PROMPT:
Down to the last line, output the records below exactly.

INFORMATION PROVIDED:

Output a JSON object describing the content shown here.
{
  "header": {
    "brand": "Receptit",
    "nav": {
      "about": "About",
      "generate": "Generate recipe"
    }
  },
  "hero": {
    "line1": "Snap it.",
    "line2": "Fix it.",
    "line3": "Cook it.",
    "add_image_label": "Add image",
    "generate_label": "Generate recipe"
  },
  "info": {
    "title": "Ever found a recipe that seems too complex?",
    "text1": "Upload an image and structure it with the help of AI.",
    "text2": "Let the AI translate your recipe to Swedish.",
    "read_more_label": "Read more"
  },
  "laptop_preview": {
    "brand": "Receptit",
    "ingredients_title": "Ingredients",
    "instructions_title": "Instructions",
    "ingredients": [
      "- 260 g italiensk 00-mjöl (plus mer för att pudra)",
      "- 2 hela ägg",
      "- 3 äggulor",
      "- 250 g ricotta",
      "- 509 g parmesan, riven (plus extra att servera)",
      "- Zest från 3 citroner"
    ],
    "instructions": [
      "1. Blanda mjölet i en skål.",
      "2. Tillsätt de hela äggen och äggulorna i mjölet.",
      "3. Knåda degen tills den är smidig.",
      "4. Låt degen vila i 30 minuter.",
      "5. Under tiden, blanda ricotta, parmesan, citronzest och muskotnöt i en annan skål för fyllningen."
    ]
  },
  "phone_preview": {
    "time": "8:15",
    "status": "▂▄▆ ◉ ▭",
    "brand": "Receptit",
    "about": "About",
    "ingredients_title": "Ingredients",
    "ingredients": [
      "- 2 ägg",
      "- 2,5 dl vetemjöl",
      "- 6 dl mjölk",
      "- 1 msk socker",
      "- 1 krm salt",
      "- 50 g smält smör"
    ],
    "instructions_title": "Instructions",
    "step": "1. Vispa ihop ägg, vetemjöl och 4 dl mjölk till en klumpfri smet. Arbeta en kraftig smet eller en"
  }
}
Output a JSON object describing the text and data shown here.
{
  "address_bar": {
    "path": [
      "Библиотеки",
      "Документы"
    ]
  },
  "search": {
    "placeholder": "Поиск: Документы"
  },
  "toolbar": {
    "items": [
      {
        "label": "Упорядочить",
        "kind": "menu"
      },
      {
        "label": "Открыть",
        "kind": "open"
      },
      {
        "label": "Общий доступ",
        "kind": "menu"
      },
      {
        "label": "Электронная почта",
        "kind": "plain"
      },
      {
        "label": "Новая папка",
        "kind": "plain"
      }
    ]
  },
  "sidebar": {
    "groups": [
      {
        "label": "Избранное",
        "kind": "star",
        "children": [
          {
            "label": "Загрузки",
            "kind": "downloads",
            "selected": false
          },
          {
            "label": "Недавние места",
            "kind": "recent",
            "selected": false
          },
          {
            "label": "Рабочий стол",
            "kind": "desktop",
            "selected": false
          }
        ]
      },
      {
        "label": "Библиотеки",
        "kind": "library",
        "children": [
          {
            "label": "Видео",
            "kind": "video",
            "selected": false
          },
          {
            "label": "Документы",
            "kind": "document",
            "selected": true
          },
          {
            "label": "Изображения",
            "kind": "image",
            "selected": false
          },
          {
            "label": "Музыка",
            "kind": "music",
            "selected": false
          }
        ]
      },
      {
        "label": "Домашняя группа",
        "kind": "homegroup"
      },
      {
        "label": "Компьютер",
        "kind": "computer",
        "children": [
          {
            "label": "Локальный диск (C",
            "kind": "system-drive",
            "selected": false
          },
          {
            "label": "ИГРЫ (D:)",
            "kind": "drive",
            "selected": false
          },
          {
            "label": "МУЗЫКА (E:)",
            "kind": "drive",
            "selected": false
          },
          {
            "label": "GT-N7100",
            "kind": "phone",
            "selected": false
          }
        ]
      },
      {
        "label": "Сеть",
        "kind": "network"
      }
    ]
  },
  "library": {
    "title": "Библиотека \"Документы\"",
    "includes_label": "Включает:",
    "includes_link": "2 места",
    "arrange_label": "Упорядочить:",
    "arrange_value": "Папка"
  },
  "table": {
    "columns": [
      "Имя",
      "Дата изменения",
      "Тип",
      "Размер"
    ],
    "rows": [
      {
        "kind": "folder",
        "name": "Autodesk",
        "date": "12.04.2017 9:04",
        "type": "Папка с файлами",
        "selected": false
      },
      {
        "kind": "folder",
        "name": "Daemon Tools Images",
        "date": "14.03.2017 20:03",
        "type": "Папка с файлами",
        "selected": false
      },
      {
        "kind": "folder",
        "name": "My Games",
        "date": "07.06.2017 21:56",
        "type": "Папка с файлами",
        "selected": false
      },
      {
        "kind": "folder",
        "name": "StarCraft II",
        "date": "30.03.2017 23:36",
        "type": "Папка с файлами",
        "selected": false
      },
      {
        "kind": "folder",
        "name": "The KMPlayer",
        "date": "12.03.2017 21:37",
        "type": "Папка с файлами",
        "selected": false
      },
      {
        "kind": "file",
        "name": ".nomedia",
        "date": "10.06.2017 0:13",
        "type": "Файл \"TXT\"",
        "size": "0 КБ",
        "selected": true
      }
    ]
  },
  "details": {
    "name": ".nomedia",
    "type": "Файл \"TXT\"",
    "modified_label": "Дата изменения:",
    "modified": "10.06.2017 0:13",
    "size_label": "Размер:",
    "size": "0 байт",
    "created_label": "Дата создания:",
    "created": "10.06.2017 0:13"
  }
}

RESULT FOR THIS TASK:
Output a JSON object describing the content shown here.
{
  "header": {
    "brand": "Receptit",
    "nav": {
      "about": "About",
      "generate": "Generate recipe"
    }
  },
  "hero": {
    "line1": "Snap it.",
    "line2": "Fix it.",
    "line3": "Cook it.",
    "add_image_label": "Add image",
    "generate_label": "Generate recipe"
  },
  "info": {
    "title": "Ever found a recipe that seems too complex?",
    "text1": "Upload an image and structure it with the help of AI.",
    "text2": "Let the AI translate your recipe to Swedish.",
    "read_more_label": "Read more"
  },
  "laptop_preview": {
    "brand": "Receptit",
    "ingredients_title": "Ingredients",
    "instructions_title": "Instructions",
    "ingredients": [
      "- 260 g italiensk 00-mjöl (plus mer för att pudra)",
      "- 2 hela ägg",
      "- 3 äggulor",
      "- 250 g ricotta",
      "- 509 g parmesan, riven (plus extra att servera)",
      "- Zest från 3 citroner"
    ],
    "instructions": [
      "1. Blanda mjölet i en skål.",
      "2. Tillsätt de hela äggen och äggulorna i mjölet.",
      "3. Knåda degen tills den är smidig.",
      "4. Låt degen vila i 30 minuter.",
      "5. Under tiden, blanda ricotta, parmesan, citronzest och muskotnöt i en annan skål för fyllningen."
    ]
  },
  "phone_preview": {
    "time": "8:15",
    "status": "▂▄▆ ◉ ▭",
    "brand": "Receptit",
    "about": "About",
    "ingredients_title": "Ingredients",
    "ingredients": [
      "- 2 ägg",
      "- 2,5 dl vetemjöl",
      "- 6 dl mjölk",
      "- 1 msk socker",
      "- 1 krm salt",
      "- 50 g smält smör"
    ],
    "instructions_title": "Instructions",
    "step": "1. Vispa ihop ägg, vetemjöl och 4 dl mjölk till en klumpfri smet. Arbeta en kraftig smet eller en"
  }
}
Output a JSON object describing the text and data shown here.
{
  "address_bar": {
    "path": [
      "Библиотеки",
      "Документы"
    ]
  },
  "search": {
    "placeholder": "Поиск: Документы"
  },
  "toolbar": {
    "items": [
      {
        "label": "Упорядочить",
        "kind": "menu"
      },
      {
        "label": "Открыть",
        "kind": "open"
      },
      {
        "label": "Общий доступ",
        "kind": "menu"
      },
      {
        "label": "Электронная почта",
        "kind": "plain"
      },
      {
        "label": "Новая папка",
        "kind": "plain"
      }
    ]
  },
  "sidebar": {
    "groups": [
      {
        "label": "Избранное",
        "kind": "star",
        "children": [
          {
            "label": "Загрузки",
            "kind": "downloads",
            "selected": false
          },
          {
            "label": "Недавние места",
            "kind": "recent",
            "selected": false
          },
          {
            "label": "Рабочий стол",
            "kind": "desktop",
            "selected": false
          }
        ]
      },
      {
        "label": "Библиотеки",
        "kind": "library",
        "children": [
          {
            "label": "Видео",
            "kind": "video",
            "selected": false
          },
          {
            "label": "Документы",
            "kind": "document",
            "selected": true
          },
          {
            "label": "Изображения",
            "kind": "image",
            "selected": false
          },
          {
            "label": "Музыка",
            "kind": "music",
            "selected": false
          }
        ]
      },
      {
        "label": "Домашняя группа",
        "kind": "homegroup"
      },
      {
        "label": "Компьютер",
        "kind": "computer",
        "children": [
          {
            "label": "Локальный диск (C",
            "kind": "system-drive",
            "selected": false
          },
          {
            "label": "ИГРЫ (D:)",
            "kind": "drive",
            "selected": false
          },
          {
            "label": "МУЗЫКА (E:)",
            "kind": "drive",
            "selected": false
          },
          {
            "label": "GT-N7100",
            "kind": "phone",
            "selected": false
          }
        ]
      },
      {
        "label": "Сеть",
        "kind": "network"
      }
    ]
  },
  "library": {
    "title": "Библиотека \"Документы\"",
    "includes_label": "Включает:",
    "includes_link": "2 места",
    "arrange_label": "Упорядочить:",
    "arrange_value": "Папка"
  },
  "table": {
    "columns": [
      "Имя",
      "Дата изменения",
      "Тип",
      "Размер"
    ],
    "rows": [
      {
        "kind": "folder",
        "name": "Autodesk",
        "date": "12.04.2017 9:04",
        "type": "Папка с файлами",
        "selected": false
      },
      {
        "kind": "folder",
        "name": "Daemon Tools Images",
        "date": "14.03.2017 20:03",
        "type": "Папка с файлами",
        "selected": false
      },
      {
        "kind": "folder",
        "name": "My Games",
        "date": "07.06.2017 21:56",
        "type": "Папка с файлами",
        "selected": false
      },
      {
        "kind": "folder",
        "name": "StarCraft II",
        "date": "30.03.2017 23:36",
        "type": "Папка с файлами",
        "selected": false
      },
      {
        "kind": "folder",
        "name": "The KMPlayer",
        "date": "12.03.2017 21:37",
        "type": "Папка с файлами",
        "selected": false
      },
      {
        "kind": "file",
        "name": ".nomedia",
        "date": "10.06.2017 0:13",
        "type": "Файл \"TXT\"",
        "size": "0 КБ",
        "selected": true
      }
    ]
  },
  "details": {
    "name": ".nomedia",
    "type": "Файл \"TXT\"",
    "modified_label": "Дата изменения:",
    "modified": "10.06.2017 0:13",
    "size_label": "Размер:",
    "size": "0 байт",
    "created_label": "Дата создания:",
    "created": "10.06.2017 0:13"
  }
}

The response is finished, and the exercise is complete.